There are literally hundreds of such profiles to choose from - DISC, Myers Briggs, Kolbe etc., and you may already have a favourite. If not, hunt around to find one out that is easy to interpret and understand and gives useful results. Becoming a certified affiliate of a profiling system can be an extra income stream for the team building coach.
The profile results will enable you to help businesses and other organisations create teams with the right people in the right roles for optimum effectiveness. I think it's important to get every member of the team to take the profile, including the team leader!
In personal coaching, a carefully chosen profile can also help members of a family understand each other better and be less judgemental of themselves and each other.
So often in a company team situation, management decides on the goal and the team is expected to fall into line to achieve it. And so often this doesn't work out well. This because it can be an "imposed" goal rather than one each member of the team relates to as their own..
Even if just one member of the team is not committed to the imposed goal and can't see any personal benefit, it can sabotage the success of the goal.
The best team building tip I know make these imposed team goals work is to coach each member of the team through the process of "owning" the goal. That is, they to identify and acknowledge what their personal benefit will be in achieving.
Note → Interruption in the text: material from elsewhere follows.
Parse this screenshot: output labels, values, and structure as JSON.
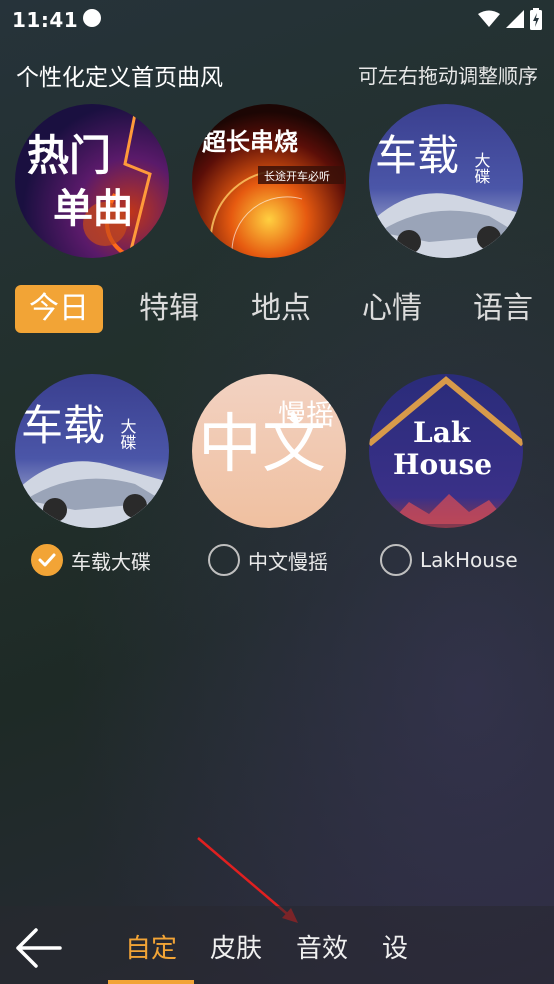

It's recognising and acknowledging this benefit that will be their motivation to work with the team on the goal with enthusiasm rather than possibly apathy, boredom and resignation.
You’ll find lots more information on setting and facilitating team and group goals in my book Be Your Own Goals Coach. You'll find it is a great goal setting template for coaches working with any individual or team.
I hope this information about life coaching and team building has been of value to use when working with teams yourself or clients who may want guidance in creating their own best team.
Some life coaching schools offer add-on courses that specifically focus on working with teams. I would recommend you invest in one of these before you attempt working with a team or even so you can pass the skills needed on to an executive coaching client.